ESSENTIAL RECORDINGS
PAUL GRAENER - Orchestral Works Vol. 1


PAUL GRAENER - Orchestral Works Vol. 1 - Werner Andreas Albert (Conductor) - NDR Radiophilharmonie Hannover - 761203744725 - Released: April 2012 - CPO 777447-2

1) Comedietta, Op. 82
2) Variations on a Russian Folksong, Op. 55
3) Musik am Abend, Op. 44
4) Sinfonia breve, Op. 96

Leave it to a label like CPO to once again go out on a limb, or colour outside the lines if you may, and seek out neglected music by unjustly overlooked composers. Although in the case of Paul Graener (1872-1944), it may have more to do with being unjustly shunned and avoided rather than being overlooked, due to his short stint as a cultural politician for the Nazi party, although the degree to which Graener sympathized with Nazi principles may be open for discussion. He was born in Berlin but moved to London in 1896 where he held the post of conductor at the London Royal Theatre Haymarket for over a decade. In 1910 he returned to live in Vienna, Salzburg, Dresden, Munich and back to Berlin where he eventually became the successor to Wilhelm Furtwängler as vice president of the "Reichsmusikkammer". His tenure there was short lived, possibly due to the fact that he promoted and supported the efforts of many Jewish composers at the time.

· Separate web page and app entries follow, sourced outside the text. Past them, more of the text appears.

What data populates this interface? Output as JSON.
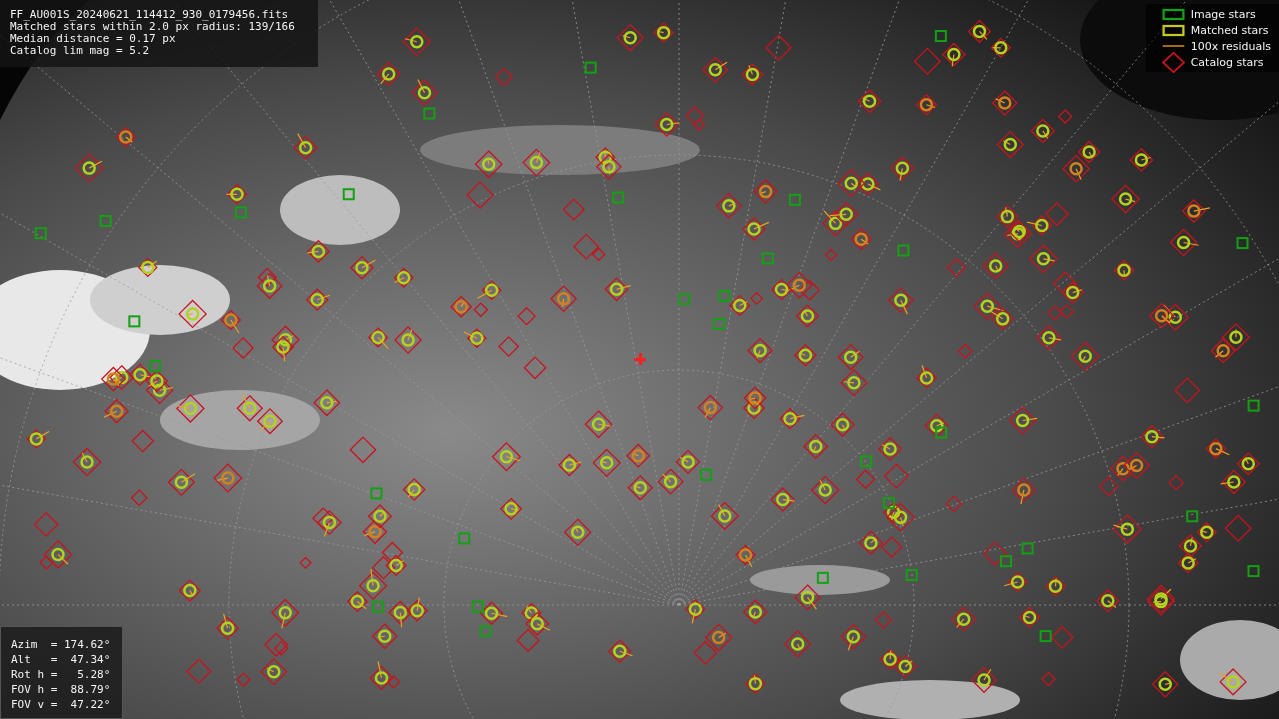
{
  "file_info": {
    "lines": [
      "FF_AU001S_20240621_114412_930_0179456.fits",
      "Matched stars within 2.0 px radius: 139/166",
      "Median distance = 0.17 px",
      "Catalog lim mag = 5.2"
    ]
  },
  "legend": [
    {
      "label": "Image stars"
    },
    {
      "label": "Matched stars",
      "kind": "matched"
    },
    {
      "label": "100x residuals",
      "kind": "residual"
    },
    {
      "label": "Catalog stars",
      "kind": "catalog"
    }
  ],
  "pointing": {
    "lines": [
      "Azim  = 174.62°",
      "Alt   =  47.34°",
      "Rot h =   5.28°",
      "FOV h =  88.79°",
      "FOV v =  47.22°"
    ]
  }
}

His music, or at least the orchestral works gathered on this CD, present a retrospective, conservative composer, with a flair for subtle yet effective harmonic and melodic dénouement of his clever and imaginative ideas. Despite the fact that everything seems wrapped in a shroud of serious, the music's sunny disposition never fails to shine through. It's like a cross between Kurt Atterberg for the faster movements, and Lars-Erik Larsson during the slower lyrical passages. His vivid imagination is well in evidence in the Variations on a Russian Folksong, Op. 55 during which the simple melody of the Song of the Volga Boatmen takes on a multitude of clever disguises and permutations. Graener's gift lies in establishing a scene or an atmosphere without overdoing it. For example, the Adagio movement of the Musik am Abend, Op. 44 (Music in the Evening), is lyrical beauty at its best without the pathos associated with nightfall.

In this new recording, his music always benefits from commited playing from the North German Radio Symphony Orchestra Hannover under the direction of Werner Andreas Albert who obviously sees more to it than meets the untrained ear. During my initial audition of this CD, "straightforward" was the only adjective that immediately came to mind. But after repeated listenings, "clever, inventive and spirited" can be listed as its qualities. It deserves a hearing, for many good reasons, one of which to support CPO in their continued efforts to explore these neglected composers and raise them up a few notches up the genealogical tree of music history.

Jean-Yves Duperron - May 2012